• BRIEF: When you reach the line containing "Decode this image" in the entries below, please begin setting down lines exactly, stop only after the last one, and add nothing else.

• PROVIDED RECORDS:
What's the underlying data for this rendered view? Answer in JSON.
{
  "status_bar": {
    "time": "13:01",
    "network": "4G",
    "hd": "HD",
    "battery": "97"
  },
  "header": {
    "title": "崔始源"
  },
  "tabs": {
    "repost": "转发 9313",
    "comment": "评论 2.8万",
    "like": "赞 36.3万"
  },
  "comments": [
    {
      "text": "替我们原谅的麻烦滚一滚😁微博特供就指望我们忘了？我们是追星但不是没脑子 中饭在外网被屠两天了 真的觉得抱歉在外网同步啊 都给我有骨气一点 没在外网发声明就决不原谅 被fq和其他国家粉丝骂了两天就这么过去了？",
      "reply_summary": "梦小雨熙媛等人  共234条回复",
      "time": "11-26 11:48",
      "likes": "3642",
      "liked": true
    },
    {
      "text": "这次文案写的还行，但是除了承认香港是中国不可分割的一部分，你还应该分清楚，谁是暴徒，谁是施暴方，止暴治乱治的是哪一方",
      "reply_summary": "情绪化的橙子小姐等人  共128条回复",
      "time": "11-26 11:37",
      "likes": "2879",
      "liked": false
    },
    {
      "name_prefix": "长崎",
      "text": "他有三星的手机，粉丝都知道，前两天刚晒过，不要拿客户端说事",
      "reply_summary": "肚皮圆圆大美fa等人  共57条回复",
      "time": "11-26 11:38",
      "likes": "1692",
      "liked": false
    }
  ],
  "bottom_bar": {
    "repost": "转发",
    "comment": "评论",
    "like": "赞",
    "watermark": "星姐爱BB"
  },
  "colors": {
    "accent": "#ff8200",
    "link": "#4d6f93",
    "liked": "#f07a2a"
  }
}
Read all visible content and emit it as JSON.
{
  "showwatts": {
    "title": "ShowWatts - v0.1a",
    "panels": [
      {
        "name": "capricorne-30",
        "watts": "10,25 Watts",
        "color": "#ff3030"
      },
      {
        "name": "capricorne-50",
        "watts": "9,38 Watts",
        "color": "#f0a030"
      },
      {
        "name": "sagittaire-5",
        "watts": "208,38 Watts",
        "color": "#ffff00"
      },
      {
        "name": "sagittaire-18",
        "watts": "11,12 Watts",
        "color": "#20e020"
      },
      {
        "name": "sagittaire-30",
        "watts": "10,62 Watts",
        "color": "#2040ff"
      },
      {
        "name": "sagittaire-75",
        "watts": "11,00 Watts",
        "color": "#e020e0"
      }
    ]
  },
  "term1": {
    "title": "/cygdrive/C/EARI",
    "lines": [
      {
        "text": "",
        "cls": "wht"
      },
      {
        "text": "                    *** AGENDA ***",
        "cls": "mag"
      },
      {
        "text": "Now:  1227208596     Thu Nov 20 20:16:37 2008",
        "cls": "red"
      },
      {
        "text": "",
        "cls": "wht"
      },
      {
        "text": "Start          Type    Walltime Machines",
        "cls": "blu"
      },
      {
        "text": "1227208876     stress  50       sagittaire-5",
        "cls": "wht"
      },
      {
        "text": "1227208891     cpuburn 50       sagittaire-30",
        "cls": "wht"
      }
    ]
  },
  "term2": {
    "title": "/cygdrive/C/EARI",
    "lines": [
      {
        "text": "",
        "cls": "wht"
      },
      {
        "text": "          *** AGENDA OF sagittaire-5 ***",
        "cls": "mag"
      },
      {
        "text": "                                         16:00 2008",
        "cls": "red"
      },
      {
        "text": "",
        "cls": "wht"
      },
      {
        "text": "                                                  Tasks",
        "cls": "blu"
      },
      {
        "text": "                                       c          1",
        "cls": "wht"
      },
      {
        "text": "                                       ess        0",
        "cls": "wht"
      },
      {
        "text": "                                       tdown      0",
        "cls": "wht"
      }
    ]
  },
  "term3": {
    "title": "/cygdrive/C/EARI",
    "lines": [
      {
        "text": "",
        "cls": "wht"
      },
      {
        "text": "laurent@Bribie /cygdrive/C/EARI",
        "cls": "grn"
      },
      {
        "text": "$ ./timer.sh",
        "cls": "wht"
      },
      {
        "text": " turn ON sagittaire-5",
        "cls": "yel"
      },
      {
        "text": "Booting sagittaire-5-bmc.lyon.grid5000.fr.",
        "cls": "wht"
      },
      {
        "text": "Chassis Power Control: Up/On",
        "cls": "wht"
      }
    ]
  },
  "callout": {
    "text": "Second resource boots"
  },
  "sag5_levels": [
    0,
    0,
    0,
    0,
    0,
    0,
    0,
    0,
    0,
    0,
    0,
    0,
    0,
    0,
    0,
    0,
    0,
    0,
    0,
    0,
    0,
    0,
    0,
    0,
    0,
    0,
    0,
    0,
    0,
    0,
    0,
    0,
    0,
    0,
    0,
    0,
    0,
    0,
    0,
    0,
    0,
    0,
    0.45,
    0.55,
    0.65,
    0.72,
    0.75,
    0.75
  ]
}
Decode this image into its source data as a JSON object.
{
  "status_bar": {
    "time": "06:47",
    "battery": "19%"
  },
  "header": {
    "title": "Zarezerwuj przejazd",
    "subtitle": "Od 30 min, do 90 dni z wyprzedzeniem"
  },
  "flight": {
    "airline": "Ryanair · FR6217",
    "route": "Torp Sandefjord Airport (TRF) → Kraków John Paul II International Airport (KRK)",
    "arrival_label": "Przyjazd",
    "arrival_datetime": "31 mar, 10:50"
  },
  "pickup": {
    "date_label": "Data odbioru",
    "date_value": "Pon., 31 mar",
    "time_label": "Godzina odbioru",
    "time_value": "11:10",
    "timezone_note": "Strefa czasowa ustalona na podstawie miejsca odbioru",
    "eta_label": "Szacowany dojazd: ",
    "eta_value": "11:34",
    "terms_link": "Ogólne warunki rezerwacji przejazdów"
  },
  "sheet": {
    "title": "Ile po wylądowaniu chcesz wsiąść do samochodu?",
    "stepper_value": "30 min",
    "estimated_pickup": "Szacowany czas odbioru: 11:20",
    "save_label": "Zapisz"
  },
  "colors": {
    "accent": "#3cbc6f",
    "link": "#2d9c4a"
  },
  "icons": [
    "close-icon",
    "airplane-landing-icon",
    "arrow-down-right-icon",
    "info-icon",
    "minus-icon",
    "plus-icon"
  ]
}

• WRITTEN RESPONSE:
Decode this image into its source data as a JSON object.
{
  "status_bar": {
    "time": "06:47",
    "battery": "19%"
  },
  "header": {
    "title": "Zarezerwuj przejazd",
    "subtitle": "Od 30 min, do 90 dni z wyprzedzeniem"
  },
  "flight": {
    "airline": "Ryanair · FR6217",
    "route": "Torp Sandefjord Airport (TRF) → Kraków John Paul II International Airport (KRK)",
    "arrival_label": "Przyjazd",
    "arrival_datetime": "31 mar, 10:50"
  },
  "pickup": {
    "date_label": "Data odbioru",
    "date_value": "Pon., 31 mar",
    "time_label": "Godzina odbioru",
    "time_value": "11:10",
    "timezone_note": "Strefa czasowa ustalona na podstawie miejsca odbioru",
    "eta_label": "Szacowany dojazd: ",
    "eta_value": "11:34",
    "terms_link": "Ogólne warunki rezerwacji przejazdów"
  },
  "sheet": {
    "title": "Ile po wylądowaniu chcesz wsiąść do samochodu?",
    "stepper_value": "30 min",
    "estimated_pickup": "Szacowany czas odbioru: 11:20",
    "save_label": "Zapisz"
  },
  "colors": {
    "accent": "#3cbc6f",
    "link": "#2d9c4a"
  },
  "icons": [
    "close-icon",
    "airplane-landing-icon",
    "arrow-down-right-icon",
    "info-icon",
    "minus-icon",
    "plus-icon"
  ]
}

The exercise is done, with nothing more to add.